We are now fast approaching the fifth anniversary of the 12 January 2010 earthquake. In many ways, it will be a historic moment for Haiti. Not only because of the devastation caused five years ago but also as it is the day on which the country will officially become a dictatorship again and as such, just months after Jean-Claude Duvalier's death, takes one more giant step back into its Duvalierist past. We provide in-depth analysis of this concerning situation in the latest edition of our Haiti Briefing entitled "Who needs elections?"
The fifth anniversary of the devastating earthquake of 2010 will mark another historic moment: it is the day on which Haiti officially becomes a dictatorship and as such, just months after Jean-Claude Duvalier’s death, takes one more giant step back to its Duvalierist past.

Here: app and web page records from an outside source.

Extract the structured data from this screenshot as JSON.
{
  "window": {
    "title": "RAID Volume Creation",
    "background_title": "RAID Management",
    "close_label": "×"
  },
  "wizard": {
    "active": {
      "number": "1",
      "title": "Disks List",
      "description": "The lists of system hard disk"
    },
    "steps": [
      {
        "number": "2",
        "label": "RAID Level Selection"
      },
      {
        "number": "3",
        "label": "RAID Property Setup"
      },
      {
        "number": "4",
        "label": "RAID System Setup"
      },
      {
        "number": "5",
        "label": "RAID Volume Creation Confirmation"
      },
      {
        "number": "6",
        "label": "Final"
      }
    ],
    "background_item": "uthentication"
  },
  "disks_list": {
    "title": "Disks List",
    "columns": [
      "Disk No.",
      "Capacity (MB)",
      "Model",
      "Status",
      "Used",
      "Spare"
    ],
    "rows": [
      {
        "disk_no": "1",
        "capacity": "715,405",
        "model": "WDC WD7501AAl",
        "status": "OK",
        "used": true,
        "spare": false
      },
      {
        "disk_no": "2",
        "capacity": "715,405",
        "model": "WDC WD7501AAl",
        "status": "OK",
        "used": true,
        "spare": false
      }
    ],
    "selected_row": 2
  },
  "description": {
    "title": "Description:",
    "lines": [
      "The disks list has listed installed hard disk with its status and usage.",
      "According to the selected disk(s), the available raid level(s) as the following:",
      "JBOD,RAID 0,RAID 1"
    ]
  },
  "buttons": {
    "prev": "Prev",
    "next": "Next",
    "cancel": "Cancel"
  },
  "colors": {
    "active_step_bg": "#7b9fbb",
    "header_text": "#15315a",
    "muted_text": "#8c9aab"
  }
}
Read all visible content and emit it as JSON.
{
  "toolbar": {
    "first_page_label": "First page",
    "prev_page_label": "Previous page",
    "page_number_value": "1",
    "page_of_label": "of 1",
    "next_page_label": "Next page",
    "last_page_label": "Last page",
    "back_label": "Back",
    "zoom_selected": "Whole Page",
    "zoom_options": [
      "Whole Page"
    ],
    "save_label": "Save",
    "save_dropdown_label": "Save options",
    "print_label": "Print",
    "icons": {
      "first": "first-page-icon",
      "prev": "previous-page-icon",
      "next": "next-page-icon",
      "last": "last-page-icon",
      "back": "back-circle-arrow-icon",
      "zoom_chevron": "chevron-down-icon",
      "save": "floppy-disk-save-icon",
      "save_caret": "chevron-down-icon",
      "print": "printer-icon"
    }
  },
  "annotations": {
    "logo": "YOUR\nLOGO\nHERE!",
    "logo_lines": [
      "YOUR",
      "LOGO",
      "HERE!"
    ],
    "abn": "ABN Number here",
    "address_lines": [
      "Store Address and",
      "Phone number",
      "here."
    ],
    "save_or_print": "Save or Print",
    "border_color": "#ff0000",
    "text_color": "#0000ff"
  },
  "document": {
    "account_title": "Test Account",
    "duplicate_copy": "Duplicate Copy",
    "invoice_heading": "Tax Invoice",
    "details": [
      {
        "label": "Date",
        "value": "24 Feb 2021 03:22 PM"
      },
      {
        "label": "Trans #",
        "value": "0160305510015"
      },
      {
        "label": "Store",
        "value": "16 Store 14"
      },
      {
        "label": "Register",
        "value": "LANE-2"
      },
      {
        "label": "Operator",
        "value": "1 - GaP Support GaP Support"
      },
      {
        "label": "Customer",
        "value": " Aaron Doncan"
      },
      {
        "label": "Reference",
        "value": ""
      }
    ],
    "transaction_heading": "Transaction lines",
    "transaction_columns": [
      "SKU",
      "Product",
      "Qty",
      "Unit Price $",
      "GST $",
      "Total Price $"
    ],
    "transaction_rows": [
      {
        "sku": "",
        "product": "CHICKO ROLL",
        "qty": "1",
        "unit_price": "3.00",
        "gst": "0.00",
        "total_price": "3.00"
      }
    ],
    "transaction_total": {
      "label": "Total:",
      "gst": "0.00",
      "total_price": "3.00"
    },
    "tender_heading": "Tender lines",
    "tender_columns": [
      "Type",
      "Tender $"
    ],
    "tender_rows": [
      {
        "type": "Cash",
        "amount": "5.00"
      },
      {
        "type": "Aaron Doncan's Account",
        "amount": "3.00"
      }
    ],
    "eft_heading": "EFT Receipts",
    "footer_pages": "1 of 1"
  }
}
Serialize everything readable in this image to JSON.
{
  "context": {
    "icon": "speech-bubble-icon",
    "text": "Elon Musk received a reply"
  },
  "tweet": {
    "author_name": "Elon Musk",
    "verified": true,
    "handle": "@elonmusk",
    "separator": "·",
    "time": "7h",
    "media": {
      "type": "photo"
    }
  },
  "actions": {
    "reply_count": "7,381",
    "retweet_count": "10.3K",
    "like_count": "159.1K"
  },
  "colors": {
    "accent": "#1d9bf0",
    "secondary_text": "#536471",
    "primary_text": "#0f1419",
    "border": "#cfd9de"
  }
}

On 12 January 2015, the man- dates a further 10 of the country’s 30 senators will expire, rendering the upper house of the National As- sembly inquorate and powerless. The Senate has been barely quorate since January 2012, when elections to replace the first third of its members should have been held.

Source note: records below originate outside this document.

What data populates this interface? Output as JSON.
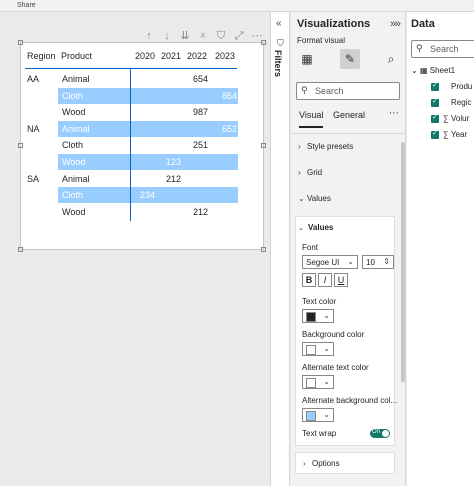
{
  "topbar": {
    "share": "Share"
  },
  "table": {
    "headers": [
      "Region",
      "Product",
      "2020",
      "2021",
      "2022",
      "2023"
    ],
    "rows": [
      {
        "region": "AA",
        "product": "Animal",
        "v2020": "",
        "v2021": "",
        "v2022": "654",
        "v2023": "",
        "highlight": false
      },
      {
        "region": "",
        "product": "Cloth",
        "v2020": "",
        "v2021": "",
        "v2022": "",
        "v2023": "854",
        "highlight": true
      },
      {
        "region": "",
        "product": "Wood",
        "v2020": "",
        "v2021": "",
        "v2022": "987",
        "v2023": "",
        "highlight": false
      },
      {
        "region": "NA",
        "product": "Animal",
        "v2020": "",
        "v2021": "",
        "v2022": "",
        "v2023": "652",
        "highlight": true
      },
      {
        "region": "",
        "product": "Cloth",
        "v2020": "",
        "v2021": "",
        "v2022": "251",
        "v2023": "",
        "highlight": false
      },
      {
        "region": "",
        "product": "Wood",
        "v2020": "",
        "v2021": "123",
        "v2022": "",
        "v2023": "",
        "highlight": true
      },
      {
        "region": "SA",
        "product": "Animal",
        "v2020": "",
        "v2021": "212",
        "v2022": "",
        "v2023": "",
        "highlight": false
      },
      {
        "region": "",
        "product": "Cloth",
        "v2020": "234",
        "v2021": "",
        "v2022": "",
        "v2023": "",
        "highlight": true
      },
      {
        "region": "",
        "product": "Wood",
        "v2020": "",
        "v2021": "",
        "v2022": "212",
        "v2023": "",
        "highlight": false
      }
    ]
  },
  "filters": {
    "label": "Filters"
  },
  "visualizations": {
    "title": "Visualizations",
    "format_visual": "Format visual",
    "search_placeholder": "Search",
    "tabs": [
      "Visual",
      "General"
    ],
    "sections": {
      "style_presets": "Style presets",
      "grid": "Grid",
      "values": "Values",
      "values_sub": "Values",
      "options": "Options"
    },
    "font_label": "Font",
    "font_family": "Segoe UI",
    "font_size": "10",
    "bold": "B",
    "italic": "I",
    "underline": "U",
    "text_color_label": "Text color",
    "background_color_label": "Background color",
    "alt_text_color_label": "Alternate text color",
    "alt_background_color_label": "Alternate background col...",
    "text_wrap_label": "Text wrap",
    "text_wrap_state": "On",
    "colors": {
      "text": "#252423",
      "background": "#ffffff",
      "alt_text": "#ffffff",
      "alt_background": "#99cdff"
    }
  },
  "data_pane": {
    "title": "Data",
    "search_placeholder": "Search",
    "table": "Sheet1",
    "fields": [
      {
        "label": "Produ",
        "sigma": false
      },
      {
        "label": "Regic",
        "sigma": false
      },
      {
        "label": "Volur",
        "sigma": true
      },
      {
        "label": "Year",
        "sigma": true
      }
    ]
  }
}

Three years on, those elections have yet to materialise, while the deadline for the next scheduled poll
to elect a second one-third tranche of the Senate as well as all 99 mem- bers of the lower house, also now due to face the electorate, has also passed. With no lower house and an inquorate upper house, the legisla- ture will be inoperative and total power will revert to the executive, with President Michel Martelly ‘left with no option’ but to govern by decree.

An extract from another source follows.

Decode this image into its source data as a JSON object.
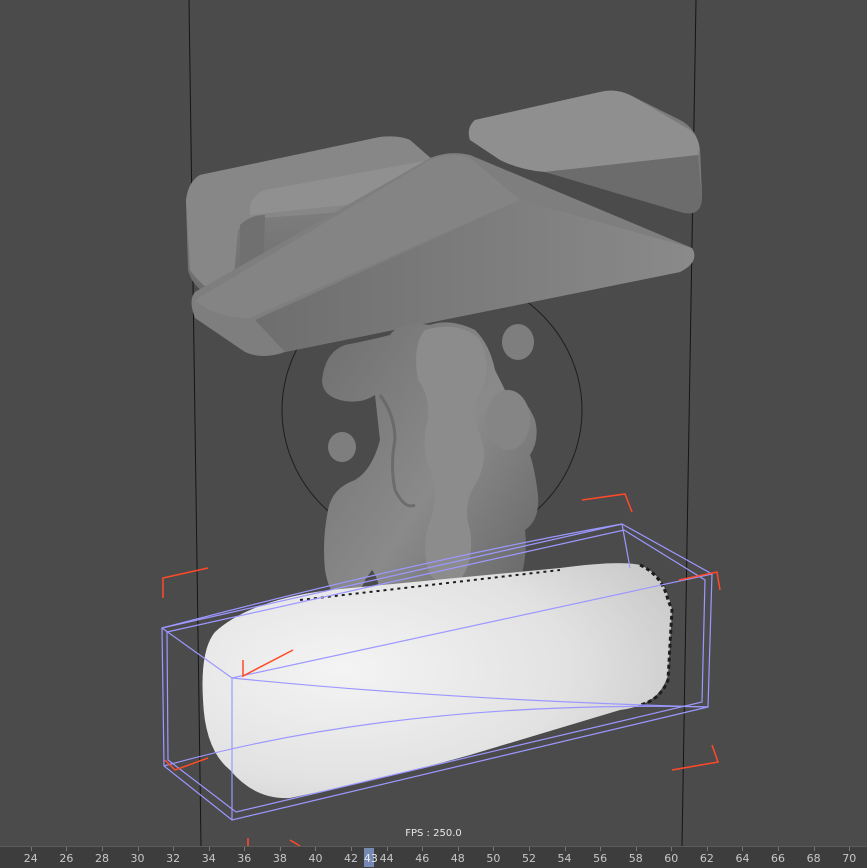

The origins of the crisis go back to the electoral coup d’état that brought Martelly to power in 2011. Why would the President bother with elections when the only man- date that matters is that dictated by the foreign powers that ‘selected’ him for the run-off election that brought him to power in the first place? (See inset story).